    Geneva > New York City > Berlin

    Guinness World Record for "Largest Poster" Confirmed on 15th May 2016 in Geneva and video of performance shown on large screen at Times Square in New York City. The poster was 8115 m² large (larger than a Soccer field) and about 7,5 tons heavy (as heavy as 1.5 elephant cows). Now, the poster will travel to Berlin/Germany and be shown in front of the world famous "Brandenburger Tor" on 29th May 2016 - just one week before the Swiss referendum takes place.


    More Info

  • Robots for Basic Income

    On April 30th, the group "Robots for Basic Income" decided to show their approval of an introduction of a Unconditional Basic Income for all humans as jobs will be given to robots in the future. They celebrated the End of Labour Day in Zurich.
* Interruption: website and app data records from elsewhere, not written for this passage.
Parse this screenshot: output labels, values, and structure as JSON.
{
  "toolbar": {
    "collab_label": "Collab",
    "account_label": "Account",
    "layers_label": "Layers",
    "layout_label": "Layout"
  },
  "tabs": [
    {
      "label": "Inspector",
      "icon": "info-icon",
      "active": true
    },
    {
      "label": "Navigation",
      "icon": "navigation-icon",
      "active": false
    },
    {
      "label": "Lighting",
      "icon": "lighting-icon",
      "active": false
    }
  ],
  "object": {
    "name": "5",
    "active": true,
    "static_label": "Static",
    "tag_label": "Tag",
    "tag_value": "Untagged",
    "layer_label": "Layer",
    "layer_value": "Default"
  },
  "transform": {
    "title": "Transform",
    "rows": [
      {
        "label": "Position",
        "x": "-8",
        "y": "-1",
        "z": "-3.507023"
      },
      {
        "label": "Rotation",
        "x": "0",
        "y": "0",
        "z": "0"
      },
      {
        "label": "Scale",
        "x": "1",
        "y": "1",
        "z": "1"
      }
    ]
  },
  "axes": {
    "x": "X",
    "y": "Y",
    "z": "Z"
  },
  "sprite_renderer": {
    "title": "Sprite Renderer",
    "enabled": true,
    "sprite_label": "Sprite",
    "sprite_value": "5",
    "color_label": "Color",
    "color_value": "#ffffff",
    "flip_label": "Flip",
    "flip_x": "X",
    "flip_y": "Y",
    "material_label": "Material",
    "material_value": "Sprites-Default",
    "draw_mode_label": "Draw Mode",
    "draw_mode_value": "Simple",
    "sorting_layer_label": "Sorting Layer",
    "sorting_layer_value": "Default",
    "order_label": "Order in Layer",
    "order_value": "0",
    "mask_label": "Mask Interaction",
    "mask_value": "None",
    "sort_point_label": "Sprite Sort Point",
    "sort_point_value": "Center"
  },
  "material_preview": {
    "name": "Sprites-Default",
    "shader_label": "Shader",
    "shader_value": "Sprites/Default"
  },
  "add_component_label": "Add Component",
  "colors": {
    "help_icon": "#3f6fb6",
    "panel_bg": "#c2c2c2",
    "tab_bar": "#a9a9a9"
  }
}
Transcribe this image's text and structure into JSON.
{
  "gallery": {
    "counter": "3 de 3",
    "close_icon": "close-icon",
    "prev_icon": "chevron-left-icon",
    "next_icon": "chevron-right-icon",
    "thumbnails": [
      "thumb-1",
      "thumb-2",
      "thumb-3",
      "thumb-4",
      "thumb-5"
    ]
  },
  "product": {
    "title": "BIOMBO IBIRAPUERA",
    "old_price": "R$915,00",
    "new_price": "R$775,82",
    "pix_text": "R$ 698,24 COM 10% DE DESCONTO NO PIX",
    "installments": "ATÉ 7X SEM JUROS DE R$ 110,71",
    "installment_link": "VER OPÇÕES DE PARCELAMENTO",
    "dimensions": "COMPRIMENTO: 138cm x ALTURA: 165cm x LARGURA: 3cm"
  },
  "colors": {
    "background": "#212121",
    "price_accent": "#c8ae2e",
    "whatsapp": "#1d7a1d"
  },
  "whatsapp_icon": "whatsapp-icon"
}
    On April 30th, the group "Robots for Basic Income" decided to show their approval of the introduction of a basic income for all humans as jobs will be given to robots in the future. They celebrated the End of Labour Day.


    More Info.

  • Future of Work
    Industry 4.0 and the Pursuit of Social Innovation

    Congress - Gottlieb Duttweiler Institute, Zurich - May 4th 2016

    The working world is changing rapidly and radically. Digitization transforms whole branches.

    The next disruption follows already, keyword Industry 4.0: robots and artificial intelligence are about to revolutionize the economy.

    The congress of "Future of Work" showed a wide range of discussions and speakers on Basic Income. The whole event was a big success with speakers with various backgrounds.


    e.g. Yanis Varoufakis, Bruno S. Frey, Dirk Helbing, Erik Brynjolfsson, Natalie Foster, Andrew Stern, Robert Reich


    You will find the conference to watch and read on our documentation site.

  • Robots take over: Unconditional Basic income is the solution

    Basic income can cushion severe job losses caused by rapidly growing automation

    A minimum-income to all.

    Klaus Schwab, founder and president of the World Economic Forum (WEF):

    "It needs solutions that guarantee a minimum-income to all. How that could work, we do not know. But one thing is clear: We must rethink completely."


    "The middle class dissolves. Those, who are doing administrative work now, such as in the banking sector, lose their jobs. In Switzerland 200,000 jobs will be affected. "

    "Every individual must be willing to constantly continue its education. And the state should create structures that enable everybody to behave entrepreneurial. The future does not belong to the large, but to the own companies.


    Blick.ch, 9.1.2016

    The future of work.

    Basic income to cushion the negative effects of automation:

    "The power of computers and robots will rise massively in the coming years. Every second job is threatened to get replaced. According to a study the probability that office workers will get replaced by computers soon, is above 90 percent. "


    "Both, Martin Ford as well as Brynjolfsson propose an unconditional basic income to cushion the negative effects of automation. Because the relegation of the middle class is creating a new problem: If millions of consumers are missing, no one buys the products of robots ".


    Neue Zürcher Zeitung, 3.1.2016

    Prosperity for all.

    Erik Brynjolfsson, professor of business economics at the MIT Sloan School of Management in Boston and director of the MIT Initiative to the digital economy:

    "We must use the advantages of technology and channel them in a way that creates prosperity for all. We have the choice. 


    "Switzerland is already discussing some innovative ideas such as the unconditional basic income, which may be required in the next 10 to 20 years, to cushion the effects of automation. Switzerland could afford this new model because the country is rich and productive and effectively uses technology. I see Switzerland as a possible model for the future. "


    Neue Zürcher Zeitung, 9.1.2016

  • Video Material of Basic Income Campaign 

    Download the Videos from the 2016 Basic Income Campaign for Free via Dropbox

  • Book

    "Voting for Freedom - The 2016 Swiss Referendum on Basic Income: A Milestone in the Advancement of Democracy"

    by Daniel Häni and Philip Kovce; Foreword by Albert Wenger


    Now Available on Amazon